Exercise details:
Whenever "attached" occurs in a line of the material, list that line.

Records:

-.-.-

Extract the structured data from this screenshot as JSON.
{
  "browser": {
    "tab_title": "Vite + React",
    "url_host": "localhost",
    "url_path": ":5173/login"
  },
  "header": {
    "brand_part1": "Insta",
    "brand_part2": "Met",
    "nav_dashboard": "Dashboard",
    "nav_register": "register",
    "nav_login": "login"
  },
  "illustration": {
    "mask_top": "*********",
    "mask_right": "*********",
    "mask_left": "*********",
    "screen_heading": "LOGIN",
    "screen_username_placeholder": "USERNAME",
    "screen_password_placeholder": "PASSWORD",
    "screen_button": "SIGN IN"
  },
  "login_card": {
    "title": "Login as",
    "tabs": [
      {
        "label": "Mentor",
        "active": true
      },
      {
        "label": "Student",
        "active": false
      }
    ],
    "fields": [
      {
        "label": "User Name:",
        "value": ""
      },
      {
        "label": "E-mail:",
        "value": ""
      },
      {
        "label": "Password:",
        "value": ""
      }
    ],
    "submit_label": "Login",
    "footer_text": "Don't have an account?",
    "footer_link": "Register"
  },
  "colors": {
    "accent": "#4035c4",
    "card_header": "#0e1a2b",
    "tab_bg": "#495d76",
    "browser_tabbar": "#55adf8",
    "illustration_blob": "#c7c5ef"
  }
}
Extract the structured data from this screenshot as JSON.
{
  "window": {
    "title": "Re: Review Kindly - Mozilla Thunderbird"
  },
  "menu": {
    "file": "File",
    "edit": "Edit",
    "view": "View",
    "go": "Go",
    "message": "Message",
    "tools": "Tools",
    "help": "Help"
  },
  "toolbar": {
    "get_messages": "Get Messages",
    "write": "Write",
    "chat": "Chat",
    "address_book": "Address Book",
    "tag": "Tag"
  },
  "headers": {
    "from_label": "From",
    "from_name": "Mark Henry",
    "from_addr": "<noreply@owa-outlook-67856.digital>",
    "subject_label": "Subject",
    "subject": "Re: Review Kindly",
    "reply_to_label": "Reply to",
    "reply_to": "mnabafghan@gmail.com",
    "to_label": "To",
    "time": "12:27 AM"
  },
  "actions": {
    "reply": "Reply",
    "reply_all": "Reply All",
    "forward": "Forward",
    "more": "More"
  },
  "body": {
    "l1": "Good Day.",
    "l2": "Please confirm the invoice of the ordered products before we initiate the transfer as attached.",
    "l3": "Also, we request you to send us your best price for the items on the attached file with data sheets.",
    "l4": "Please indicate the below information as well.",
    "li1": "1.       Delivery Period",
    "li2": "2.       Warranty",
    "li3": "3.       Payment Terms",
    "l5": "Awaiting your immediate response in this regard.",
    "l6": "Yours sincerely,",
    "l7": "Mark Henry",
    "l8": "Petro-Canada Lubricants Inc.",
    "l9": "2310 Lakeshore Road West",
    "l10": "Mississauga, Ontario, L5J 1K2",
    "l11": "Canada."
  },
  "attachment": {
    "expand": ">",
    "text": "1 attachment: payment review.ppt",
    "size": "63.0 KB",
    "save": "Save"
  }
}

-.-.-

Your response:
    "l2": "Please confirm the invoice of the ordered products before we initiate the transfer as attached.",
    "l3": "Also, we request you to send us your best price for the items on the attached file with data sheets.",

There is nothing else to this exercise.